* Your objective *
How many lines in the records below include "this"? Answer with the number only.

[Items listed in a dataset]
######

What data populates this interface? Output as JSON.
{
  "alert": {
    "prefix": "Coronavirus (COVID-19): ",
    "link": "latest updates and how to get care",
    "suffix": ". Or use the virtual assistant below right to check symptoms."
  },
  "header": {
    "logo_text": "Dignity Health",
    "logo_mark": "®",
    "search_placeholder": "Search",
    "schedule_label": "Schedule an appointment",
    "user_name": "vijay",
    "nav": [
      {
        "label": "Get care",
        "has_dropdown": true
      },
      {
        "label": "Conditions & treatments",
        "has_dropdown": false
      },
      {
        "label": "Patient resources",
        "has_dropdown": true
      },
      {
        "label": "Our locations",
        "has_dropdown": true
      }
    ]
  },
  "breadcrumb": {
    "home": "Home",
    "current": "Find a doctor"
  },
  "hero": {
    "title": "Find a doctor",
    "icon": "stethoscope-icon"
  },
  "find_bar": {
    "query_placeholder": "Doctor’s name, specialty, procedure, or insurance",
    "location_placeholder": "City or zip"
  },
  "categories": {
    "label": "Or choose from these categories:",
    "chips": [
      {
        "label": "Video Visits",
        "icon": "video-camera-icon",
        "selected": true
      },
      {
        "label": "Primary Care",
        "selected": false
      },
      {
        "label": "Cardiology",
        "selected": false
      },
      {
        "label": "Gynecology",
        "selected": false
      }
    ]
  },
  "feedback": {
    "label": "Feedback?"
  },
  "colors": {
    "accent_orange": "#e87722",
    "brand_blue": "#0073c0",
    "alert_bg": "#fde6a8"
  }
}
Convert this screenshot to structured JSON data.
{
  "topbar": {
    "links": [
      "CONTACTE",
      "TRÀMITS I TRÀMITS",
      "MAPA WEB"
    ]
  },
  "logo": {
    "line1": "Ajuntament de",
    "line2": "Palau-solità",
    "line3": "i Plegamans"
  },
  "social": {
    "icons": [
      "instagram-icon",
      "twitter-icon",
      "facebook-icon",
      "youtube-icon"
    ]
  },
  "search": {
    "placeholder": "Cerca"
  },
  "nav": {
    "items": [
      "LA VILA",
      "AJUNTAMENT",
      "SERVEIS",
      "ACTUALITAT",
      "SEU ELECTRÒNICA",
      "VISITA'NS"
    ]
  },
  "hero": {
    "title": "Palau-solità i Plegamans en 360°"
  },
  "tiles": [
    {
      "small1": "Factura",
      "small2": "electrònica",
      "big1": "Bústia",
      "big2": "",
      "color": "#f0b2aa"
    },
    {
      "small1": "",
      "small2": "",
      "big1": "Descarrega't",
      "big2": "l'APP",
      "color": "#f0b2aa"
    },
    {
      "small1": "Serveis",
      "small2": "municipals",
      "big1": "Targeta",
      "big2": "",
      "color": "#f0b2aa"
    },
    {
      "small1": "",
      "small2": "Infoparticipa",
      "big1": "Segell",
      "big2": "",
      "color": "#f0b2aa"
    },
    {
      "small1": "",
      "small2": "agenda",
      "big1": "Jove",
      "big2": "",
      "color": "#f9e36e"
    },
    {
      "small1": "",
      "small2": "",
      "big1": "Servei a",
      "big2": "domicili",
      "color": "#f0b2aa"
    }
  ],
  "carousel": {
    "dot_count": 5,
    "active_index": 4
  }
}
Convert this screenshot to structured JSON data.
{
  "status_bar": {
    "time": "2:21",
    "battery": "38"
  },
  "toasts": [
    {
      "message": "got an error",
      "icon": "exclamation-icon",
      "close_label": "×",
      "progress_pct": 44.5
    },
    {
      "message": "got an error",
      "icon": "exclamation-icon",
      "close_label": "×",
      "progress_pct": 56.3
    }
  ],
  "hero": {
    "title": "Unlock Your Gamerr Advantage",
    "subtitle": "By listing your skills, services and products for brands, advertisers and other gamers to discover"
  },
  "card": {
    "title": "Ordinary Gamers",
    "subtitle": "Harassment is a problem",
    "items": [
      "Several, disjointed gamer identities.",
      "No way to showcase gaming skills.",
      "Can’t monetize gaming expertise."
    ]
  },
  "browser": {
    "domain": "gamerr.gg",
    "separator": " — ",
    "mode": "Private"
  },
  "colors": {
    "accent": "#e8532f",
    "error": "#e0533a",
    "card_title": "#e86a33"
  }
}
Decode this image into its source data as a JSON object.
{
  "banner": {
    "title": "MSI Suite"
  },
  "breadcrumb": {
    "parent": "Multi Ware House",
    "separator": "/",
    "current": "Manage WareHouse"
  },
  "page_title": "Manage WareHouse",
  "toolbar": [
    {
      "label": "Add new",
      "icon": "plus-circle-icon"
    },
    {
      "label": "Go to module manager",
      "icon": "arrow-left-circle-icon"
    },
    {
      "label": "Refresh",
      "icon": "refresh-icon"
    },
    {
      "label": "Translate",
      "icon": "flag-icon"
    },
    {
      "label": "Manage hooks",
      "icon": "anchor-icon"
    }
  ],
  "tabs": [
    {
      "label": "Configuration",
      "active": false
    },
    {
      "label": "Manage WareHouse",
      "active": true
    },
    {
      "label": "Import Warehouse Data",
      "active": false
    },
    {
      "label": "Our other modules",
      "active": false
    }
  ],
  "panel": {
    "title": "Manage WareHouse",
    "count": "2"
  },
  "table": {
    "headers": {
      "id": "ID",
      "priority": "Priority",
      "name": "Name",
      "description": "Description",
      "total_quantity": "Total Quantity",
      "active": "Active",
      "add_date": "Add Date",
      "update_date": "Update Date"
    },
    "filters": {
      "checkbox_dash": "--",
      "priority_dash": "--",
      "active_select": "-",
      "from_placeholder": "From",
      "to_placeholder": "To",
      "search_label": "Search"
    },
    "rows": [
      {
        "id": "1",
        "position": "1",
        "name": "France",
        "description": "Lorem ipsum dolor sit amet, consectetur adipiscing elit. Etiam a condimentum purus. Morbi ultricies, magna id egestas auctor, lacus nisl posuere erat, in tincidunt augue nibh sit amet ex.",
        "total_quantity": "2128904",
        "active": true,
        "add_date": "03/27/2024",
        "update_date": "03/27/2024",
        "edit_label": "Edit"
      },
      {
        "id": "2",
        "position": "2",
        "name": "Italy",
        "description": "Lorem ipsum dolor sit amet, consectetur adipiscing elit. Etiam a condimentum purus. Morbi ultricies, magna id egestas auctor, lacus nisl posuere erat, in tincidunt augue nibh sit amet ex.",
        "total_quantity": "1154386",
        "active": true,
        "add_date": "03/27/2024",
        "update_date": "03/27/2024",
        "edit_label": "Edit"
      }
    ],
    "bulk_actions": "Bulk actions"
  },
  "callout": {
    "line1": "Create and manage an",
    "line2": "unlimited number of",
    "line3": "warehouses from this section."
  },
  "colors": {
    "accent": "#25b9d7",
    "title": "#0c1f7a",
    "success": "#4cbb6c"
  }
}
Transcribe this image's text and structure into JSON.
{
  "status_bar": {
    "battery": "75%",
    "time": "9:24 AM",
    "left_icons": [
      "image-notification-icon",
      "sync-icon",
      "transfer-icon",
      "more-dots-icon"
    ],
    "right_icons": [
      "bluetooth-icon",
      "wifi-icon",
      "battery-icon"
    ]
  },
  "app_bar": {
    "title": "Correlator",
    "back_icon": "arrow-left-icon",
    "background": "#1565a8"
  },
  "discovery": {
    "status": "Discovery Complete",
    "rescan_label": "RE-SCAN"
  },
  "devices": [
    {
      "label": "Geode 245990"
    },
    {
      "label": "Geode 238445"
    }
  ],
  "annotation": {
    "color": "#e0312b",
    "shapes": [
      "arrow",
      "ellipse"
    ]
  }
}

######

* Task output *
6